There is nothing sacrosanct about having a budget surplus if it means slower growth in the economy. This holds true as long as markets are prepared to lend to you at reasonable rates, and in the case of the UK they are.
Interest rates at which we borrow have hardly moved. Indeed the cost to the Exchequer of servicing the debt is similar to what it was in 2008 despite the debt trebling over that period.
Why is this relevant? Because according to the latest ONS data for government finances, George Osborne’s target of a budget surplus on current spending was achieved in 2017/8, albeit two years later than originally planned. The small £112m surplus is the first in 16 years. The data also show better tax receipts and more people in employment than earlier predictions had suggested. Stealth taxes and overpaying in many areas such as inheritance tax seem to have all helped. But the overall deficit was still some 2 per cent of GDP.

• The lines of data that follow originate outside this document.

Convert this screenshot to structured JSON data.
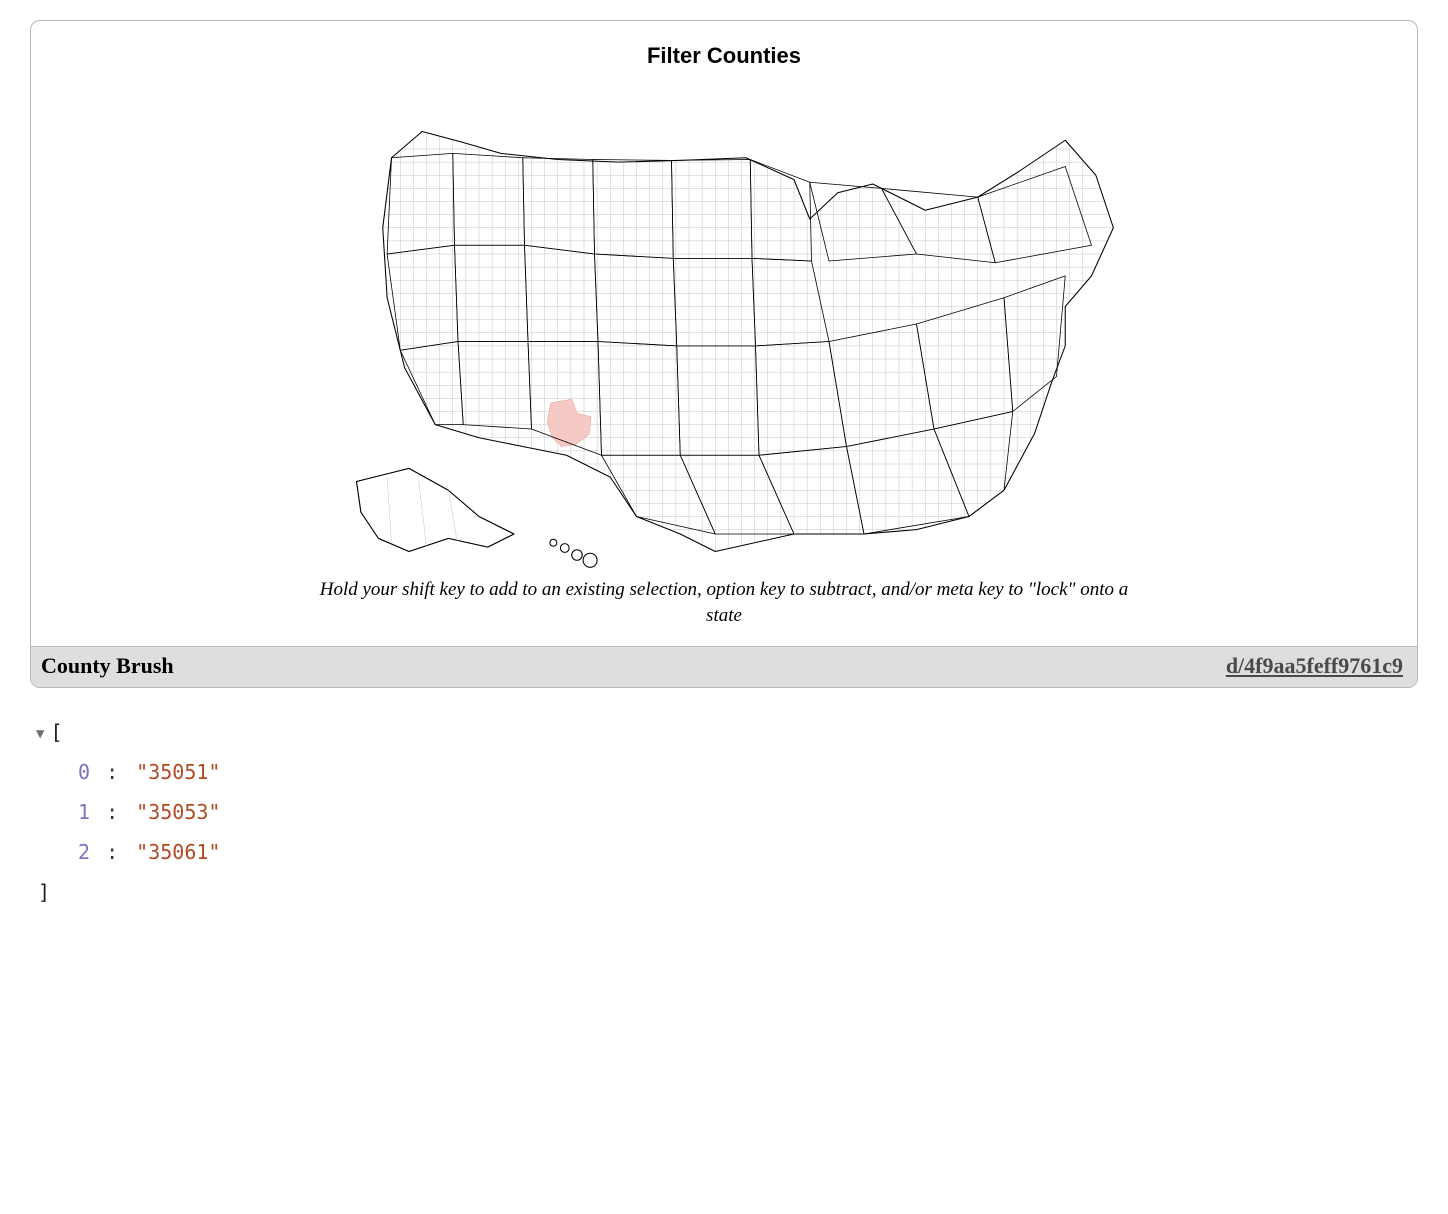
{
  "card": {
    "title": "Filter Counties",
    "hint": "Hold your shift key to add to an existing selection, option key to subtract, and/or meta key to \"lock\" onto a state",
    "footer_title": "County Brush",
    "footer_link": "d/4f9aa5feff9761c9"
  },
  "output_array": {
    "expanded": true,
    "items": [
      {
        "index": 0,
        "value": "35051"
      },
      {
        "index": 1,
        "value": "35053"
      },
      {
        "index": 2,
        "value": "35061"
      }
    ]
  },
  "map": {
    "selected_state_code": "35",
    "selected_county_count": 3,
    "highlight_color": "#f6c9c5"
  }
}
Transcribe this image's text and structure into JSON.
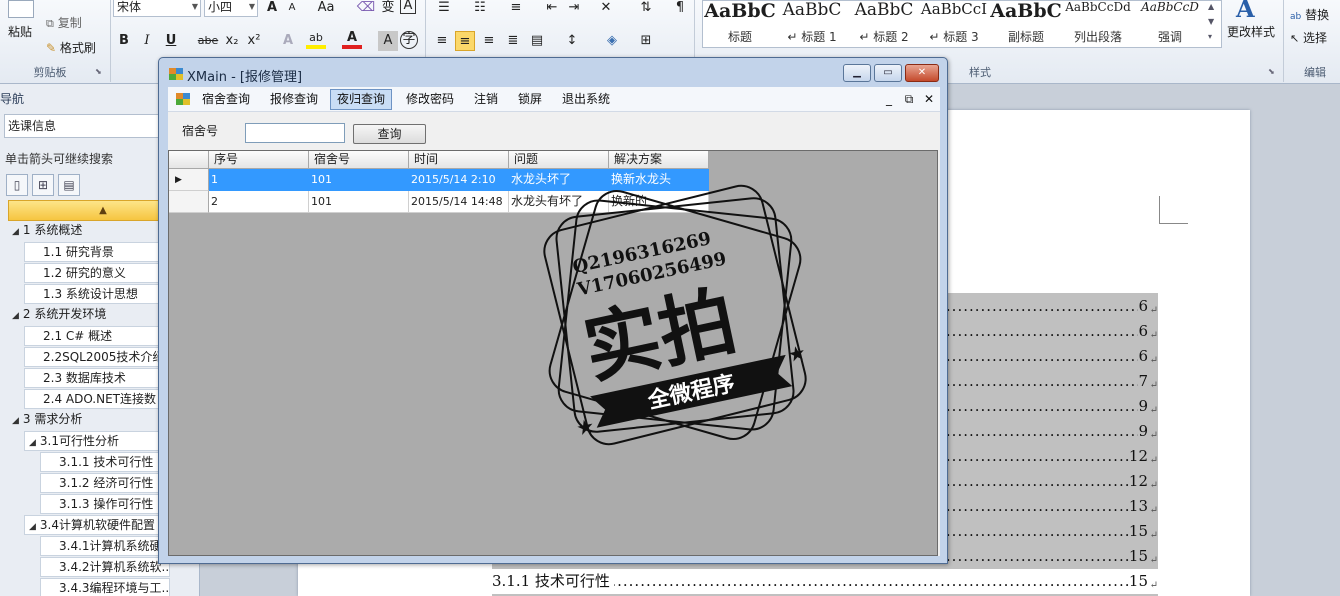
{
  "ribbon": {
    "clipboard": {
      "paste": "粘贴",
      "copy": "复制",
      "format_painter": "格式刷",
      "group_label": "剪贴板"
    },
    "font": {
      "name": "宋体",
      "size": "小四",
      "case_btn": "Aa",
      "bold": "B",
      "italic": "I",
      "underline": "U",
      "strike": "abe",
      "subscript": "x₂",
      "superscript": "x²"
    },
    "styles": {
      "group_label": "样式",
      "items": [
        {
          "preview": "AaBbC",
          "label": "标题"
        },
        {
          "preview": "AaBbC",
          "label": "↵ 标题 1"
        },
        {
          "preview": "AaBbC",
          "label": "↵ 标题 2"
        },
        {
          "preview": "AaBbCcI",
          "label": "↵ 标题 3"
        },
        {
          "preview": "AaBbC",
          "label": "副标题"
        },
        {
          "preview": "AaBbCcDd",
          "label": "列出段落"
        },
        {
          "preview": "AaBbCcD",
          "label": "强调"
        }
      ],
      "change_styles": "更改样式"
    },
    "editing": {
      "group_label": "编辑",
      "replace": "替换",
      "select": "选择"
    }
  },
  "nav": {
    "title": "导航",
    "search_value": "选课信息",
    "hint": "单击箭头可继续搜索",
    "tree": [
      {
        "label": "1 系统概述",
        "level": 1
      },
      {
        "label": "1.1 研究背景",
        "level": 2
      },
      {
        "label": "1.2 研究的意义",
        "level": 2
      },
      {
        "label": "1.3 系统设计思想",
        "level": 2
      },
      {
        "label": "2 系统开发环境",
        "level": 1
      },
      {
        "label": "2.1 C# 概述",
        "level": 2
      },
      {
        "label": "2.2SQL2005技术介绍",
        "level": 2
      },
      {
        "label": "2.3 数据库技术",
        "level": 2
      },
      {
        "label": "2.4  ADO.NET连接数",
        "level": 2
      },
      {
        "label": "3 需求分析",
        "level": 1
      },
      {
        "label": "3.1可行性分析",
        "level": 2
      },
      {
        "label": "3.1.1 技术可行性",
        "level": 3
      },
      {
        "label": "3.1.2 经济可行性",
        "level": 3
      },
      {
        "label": "3.1.3 操作可行性",
        "level": 3
      },
      {
        "label": "3.4计算机软硬件配置",
        "level": 2
      },
      {
        "label": "3.4.1计算机系统硬",
        "level": 3
      },
      {
        "label": "3.4.2计算机系统软...",
        "level": 3
      },
      {
        "label": "3.4.3编程环境与工...",
        "level": 3
      }
    ]
  },
  "document": {
    "toc_pages": [
      "6",
      "6",
      "6",
      "7",
      "9",
      "9",
      "12",
      "12",
      "13",
      "15",
      "15",
      "15"
    ],
    "last_entry_label": "3.1.1  技术可行性",
    "return_mark": "↵"
  },
  "window": {
    "title": "XMain - [报修管理]",
    "menu": [
      "宿舍查询",
      "报修查询",
      "夜归查询",
      "修改密码",
      "注销",
      "锁屏",
      "退出系统"
    ],
    "active_menu_index": 2,
    "search_label": "宿舍号",
    "search_value": "",
    "query_button": "查询",
    "grid": {
      "columns": [
        "序号",
        "宿舍号",
        "时间",
        "问题",
        "解决方案"
      ],
      "rows": [
        [
          "1",
          "101",
          "2015/5/14 2:10",
          "水龙头坏了",
          "换新水龙头"
        ],
        [
          "2",
          "101",
          "2015/5/14 14:48",
          "水龙头有坏了",
          "换新的"
        ]
      ],
      "selected_row": 0
    }
  },
  "watermark": {
    "qq": "Q2196316269",
    "wechat": "V17060256499",
    "main": "实拍",
    "banner": "全微程序"
  }
}
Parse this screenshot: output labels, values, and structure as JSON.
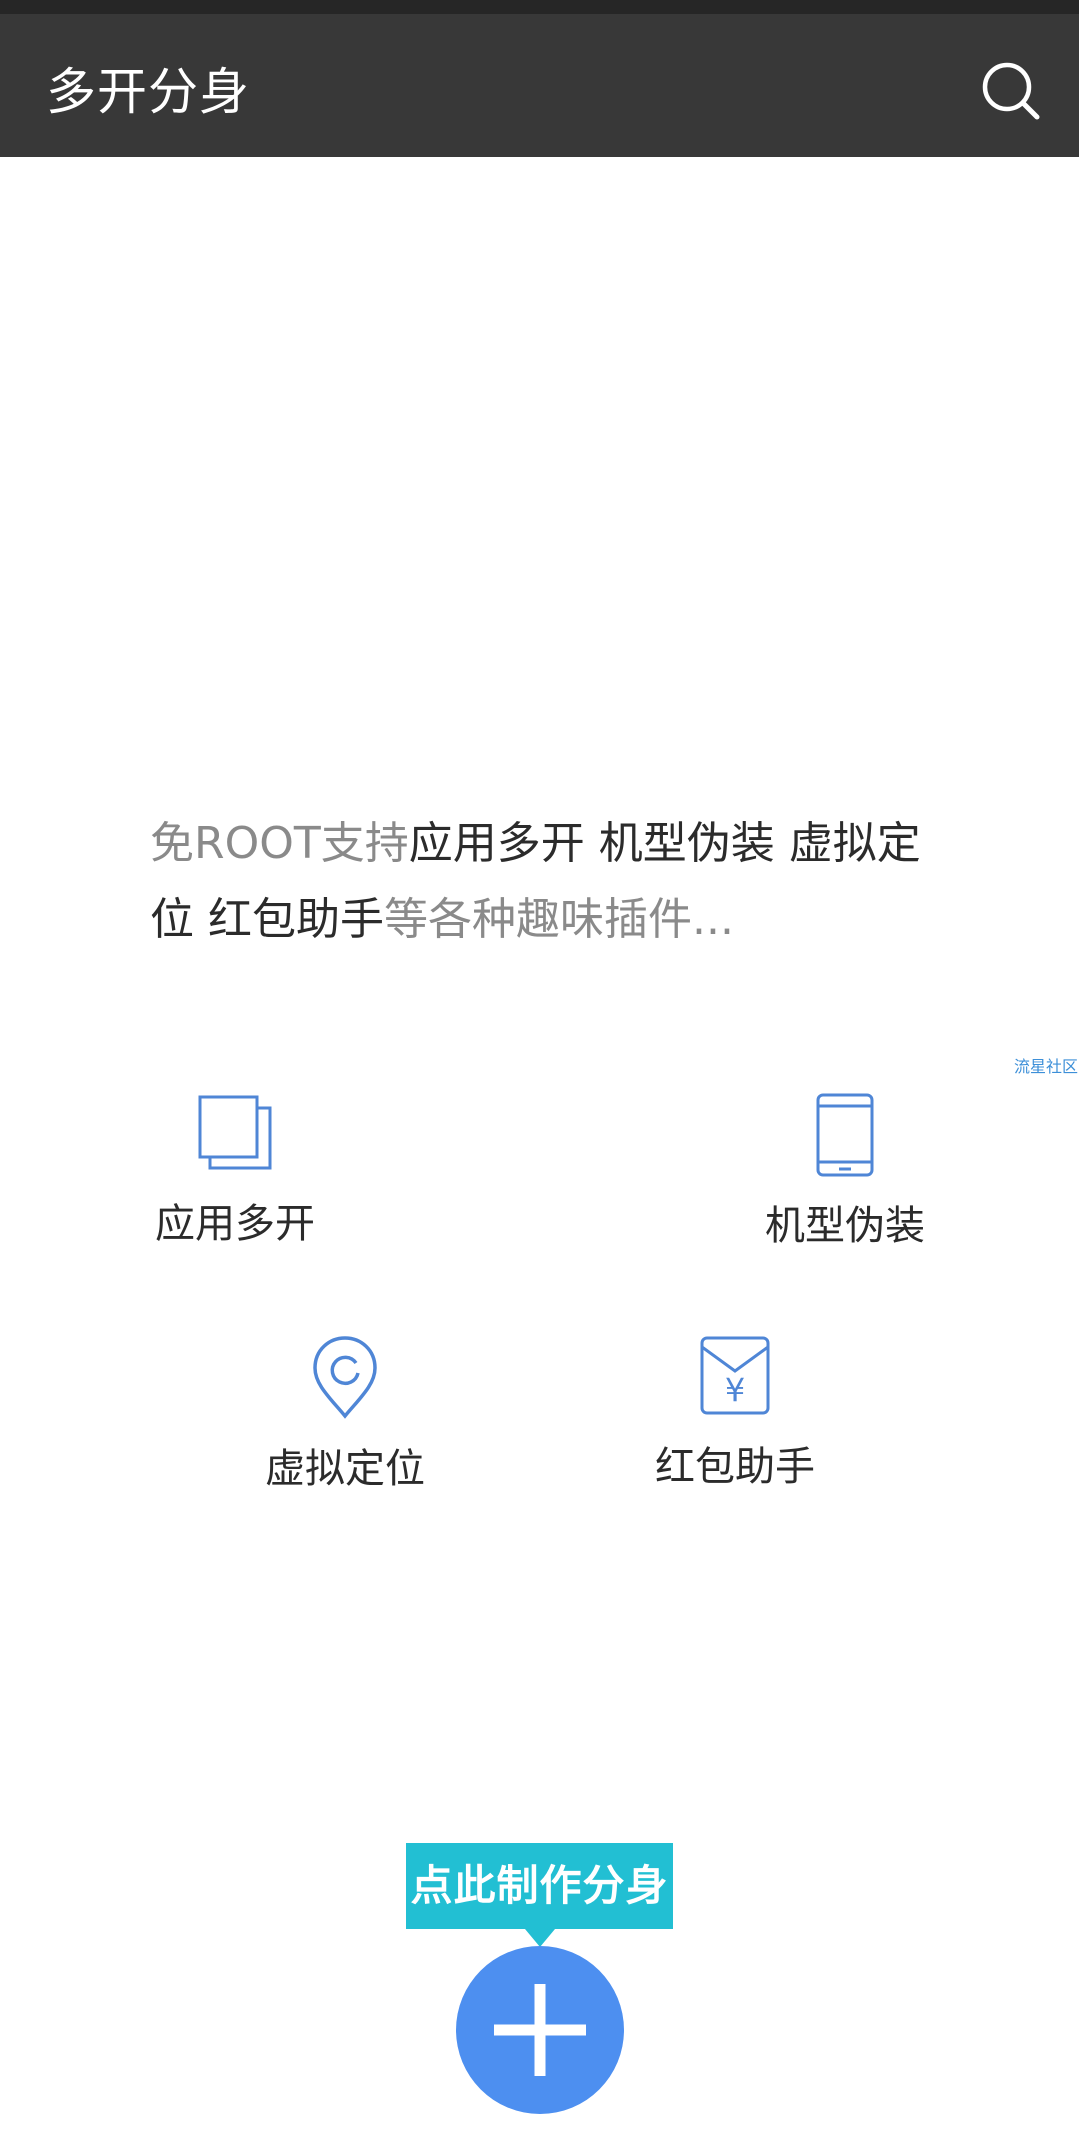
{
  "app_bar": {
    "title": "多开分身",
    "search_icon": "search-icon"
  },
  "intro": {
    "part1": "免ROOT支持",
    "part2": "应用多开 机型伪装 虚拟定位 红包助手",
    "part3": "等各种趣味插件..."
  },
  "watermark": "流星社区",
  "features": [
    {
      "label": "应用多开",
      "icon": "copy-icon"
    },
    {
      "label": "机型伪装",
      "icon": "phone-icon"
    },
    {
      "label": "虚拟定位",
      "icon": "location-pin-icon"
    },
    {
      "label": "红包助手",
      "icon": "red-envelope-icon"
    }
  ],
  "cta": {
    "tooltip": "点此制作分身",
    "fab_icon": "plus-icon"
  },
  "colors": {
    "app_bar": "#383838",
    "icon_blue": "#4f86d6",
    "fab": "#4d8ff0",
    "tooltip": "#22bfd3"
  }
}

George Osborne as Chancellor was defined by the austerity he presided over after the financial crisis. But in the process much was done to unbalance the economy which has been left in a permanent weaker state. Spending cuts in real terms across most sectors took their toll on service provision. Business investment has been slow to recover since the initial drop from the crisis. And although the sharp reduction in public sector jobs has been more than made up by higher private sector employment, many of the new jobs over the period have been low paid, part time, self-employed and relatively low productivity, with the result that real wages have taken a decade to get back to where they were before the crisis.